Sleeper: Sabine Lisicki. In the absence of last year’s champion, Marion Bartoli, the woman Bartoli beat in the final will open the women’s draw on Centre Court on Tuesday. Lisicki's last memory there is a bad one, but she loves this place nonetheless.
It wouldn't be surprising if Agnieszka Radwanska came back to Wimbledon with mixed feelings. Each of the last two years, she’s found herself within reach of the title, and each time she has fallen heartbreakingly short. In 2014, judging by her draw, she could get another crack at her first major—it’s amazing what getting that No. 4 seed can do for your prospects, isn’t it?
Radwanska will start against Andrea Mitu; the highest seed in her half is grass-nonspecialist Sara Errani; and the highest seed in her quarter is Victoria Azarenka, who has played one match in three months. You might think that Aga’s form—she lost in the first round this week in Eastbourne and went out early in Paris—would hurt her, but she lost in the first round in Eastbourne in each of the last two years, and ended up in the final and the semis at Wimbledon. Grass is best for her reactive, finesse game, because it gives her counter-punches a little more pop.
First-round match to watch: Coco Vandeweghe vs. Garbine Muguruza. The American beat the Spaniard up-and-comer this week in ’s-Hertogenbosch on her way to the final.
Also here: Azarenka and Dominika Cibulkova. It has been a frustrating couple of months for both of them, but they’re the top two seeds in the upper half of this section, so a deep run is possible.
Caroline Garcia: So far she hasn’t followed up on her Fed Cup heroics from earlier in the year, but Garcia has the athleticism for grass. She starts against Errani.

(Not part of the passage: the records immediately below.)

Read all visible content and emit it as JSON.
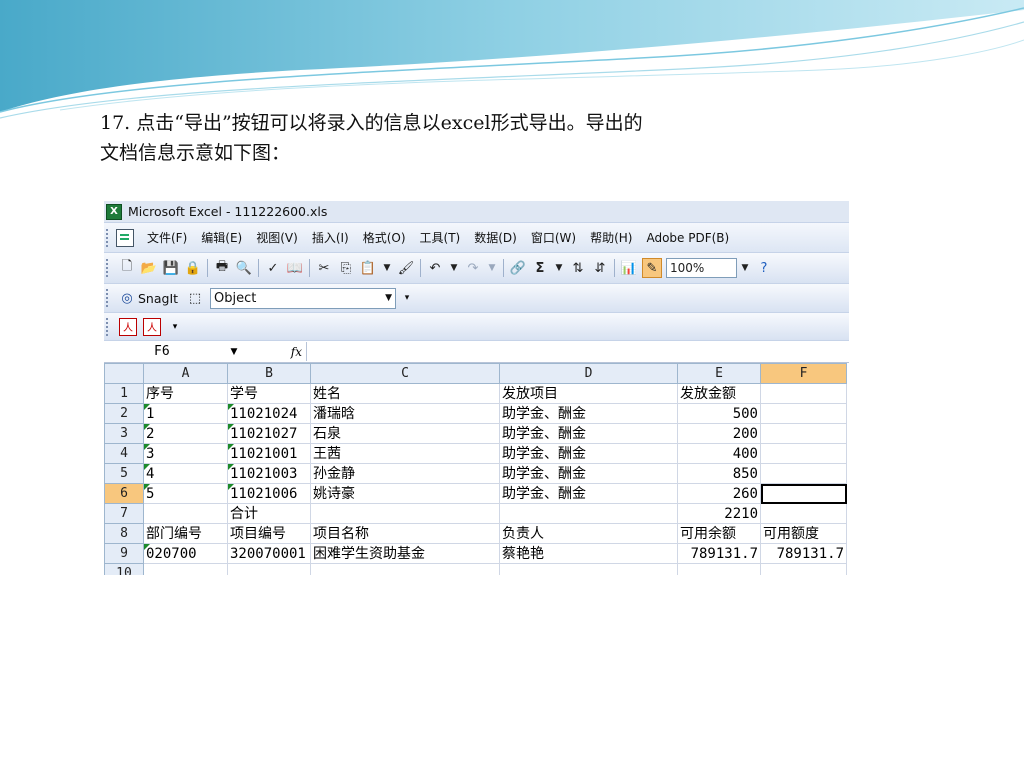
{
  "caption": {
    "line1": "17. 点击“导出”按钮可以将录入的信息以excel形式导出。导出的",
    "line2": "文档信息示意如下图："
  },
  "excel": {
    "title": "Microsoft Excel - 111222600.xls",
    "menu": [
      "文件(F)",
      "编辑(E)",
      "视图(V)",
      "插入(I)",
      "格式(O)",
      "工具(T)",
      "数据(D)",
      "窗口(W)",
      "帮助(H)",
      "Adobe PDF(B)"
    ],
    "zoom": "100%",
    "snagit_label": "SnagIt",
    "object_select": "Object",
    "name_box": "F6",
    "fx_label": "fx",
    "columns": [
      "A",
      "B",
      "C",
      "D",
      "E",
      "F"
    ],
    "selected_column": "F",
    "selected_row": "6",
    "rows": [
      {
        "n": "1",
        "cells": [
          "序号",
          "学号",
          "姓名",
          "发放项目",
          "发放金额",
          ""
        ]
      },
      {
        "n": "2",
        "cells": [
          "1",
          "11021024",
          "潘瑞晗",
          "助学金、酬金",
          "500",
          ""
        ]
      },
      {
        "n": "3",
        "cells": [
          "2",
          "11021027",
          "石泉",
          "助学金、酬金",
          "200",
          ""
        ]
      },
      {
        "n": "4",
        "cells": [
          "3",
          "11021001",
          "王茜",
          "助学金、酬金",
          "400",
          ""
        ]
      },
      {
        "n": "5",
        "cells": [
          "4",
          "11021003",
          "孙金静",
          "助学金、酬金",
          "850",
          ""
        ]
      },
      {
        "n": "6",
        "cells": [
          "5",
          "11021006",
          "姚诗豪",
          "助学金、酬金",
          "260",
          ""
        ]
      },
      {
        "n": "7",
        "cells": [
          "",
          "合计",
          "",
          "",
          "2210",
          ""
        ]
      },
      {
        "n": "8",
        "cells": [
          "部门编号",
          "项目编号",
          "项目名称",
          "负责人",
          "可用余额",
          "可用额度"
        ]
      },
      {
        "n": "9",
        "cells": [
          "020700",
          "320070001",
          "困难学生资助基金",
          "蔡艳艳",
          "789131.7",
          "789131.7"
        ]
      },
      {
        "n": "10",
        "cells": [
          "",
          "",
          "",
          "",
          "",
          ""
        ]
      }
    ]
  },
  "colors": {
    "header_bg": "#e4ecf7",
    "selected_header": "#f8c77e",
    "toolbar": "#dde6f4"
  }
}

Tsvetana Pironkova: Wimbledon is her playground; this time she opens against Varvara Lepchenko.
Svetlana Kuznetsova: She hasn’t done much here, or anywhere, in recent years, but Kuzzie reached the quarters in Paris. She might play Aga in the third round.

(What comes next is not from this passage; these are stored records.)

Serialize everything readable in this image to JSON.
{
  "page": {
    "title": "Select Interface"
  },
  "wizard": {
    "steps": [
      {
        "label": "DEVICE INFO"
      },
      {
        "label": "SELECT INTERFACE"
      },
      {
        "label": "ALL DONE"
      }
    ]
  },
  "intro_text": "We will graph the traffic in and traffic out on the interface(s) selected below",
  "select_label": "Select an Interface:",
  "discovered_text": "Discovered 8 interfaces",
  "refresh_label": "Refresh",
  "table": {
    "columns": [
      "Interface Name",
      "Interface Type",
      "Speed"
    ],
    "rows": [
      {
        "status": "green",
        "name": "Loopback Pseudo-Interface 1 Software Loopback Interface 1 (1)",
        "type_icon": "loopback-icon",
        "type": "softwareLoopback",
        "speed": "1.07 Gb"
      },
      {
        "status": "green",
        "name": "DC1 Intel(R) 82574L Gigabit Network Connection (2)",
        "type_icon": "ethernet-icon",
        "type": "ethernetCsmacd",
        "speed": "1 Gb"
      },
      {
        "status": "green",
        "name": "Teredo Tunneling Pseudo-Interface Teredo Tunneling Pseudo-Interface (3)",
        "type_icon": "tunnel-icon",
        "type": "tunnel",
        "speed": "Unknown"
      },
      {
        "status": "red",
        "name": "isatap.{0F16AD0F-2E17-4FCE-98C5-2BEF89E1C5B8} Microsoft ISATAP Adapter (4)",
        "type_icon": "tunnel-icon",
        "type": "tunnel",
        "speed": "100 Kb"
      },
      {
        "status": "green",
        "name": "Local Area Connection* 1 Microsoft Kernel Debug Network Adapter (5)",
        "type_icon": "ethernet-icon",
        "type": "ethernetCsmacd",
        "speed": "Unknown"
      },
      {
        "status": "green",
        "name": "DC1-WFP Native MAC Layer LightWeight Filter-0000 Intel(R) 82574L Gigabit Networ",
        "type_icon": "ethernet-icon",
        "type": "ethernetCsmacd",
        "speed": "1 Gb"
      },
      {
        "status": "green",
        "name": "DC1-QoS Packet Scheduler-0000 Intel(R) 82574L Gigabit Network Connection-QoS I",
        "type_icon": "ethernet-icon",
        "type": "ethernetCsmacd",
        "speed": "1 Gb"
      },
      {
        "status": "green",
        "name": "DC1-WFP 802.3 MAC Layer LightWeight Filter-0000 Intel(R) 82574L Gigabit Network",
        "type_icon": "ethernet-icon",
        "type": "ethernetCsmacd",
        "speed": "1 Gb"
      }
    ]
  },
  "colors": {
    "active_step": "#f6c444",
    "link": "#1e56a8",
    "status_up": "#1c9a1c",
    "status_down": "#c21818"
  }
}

We conclude in the zone of unpredictability: The top two seeds here are Li Na and Petra Kvitova, which is both a daunting and a hopeful prospect for the other women in this quarter. You never know what you’re going to get from either player, but it could be very good.
Li is especially questionable at the moment. After an unprecedented run of consistency, the Aussie Open champ reverted to form and lost in the first round in Paris. How much will that shake her confidence at Wimbledon? She was a quarterfinalist here last year, and will open this time against Paula Kania of Poland. As for Kvitova, the 2011 champion will start against her countrywoman, Andrea Hlavackova.
Flavia Pennetta: The 12th seed, who lost in Eastbourne to Heather Watson, will open against Jana Cepelova.
Sloane Stephens: Matching her quarterfinal appearance from 2013 will take some work; she’ll start her campaign against Maria Kirilenko. Sloane does know how to beat players ranked below her.
Caroline Wozniacki: The 16th seed has had a nice run in Eastbourne, and her draw looks plausible through the fourth round.
Venus Williams: You can never sleep on a five-time champ, and she has beaten her potential third-round opponent, Petra Kvitova, the last two times they’ve played.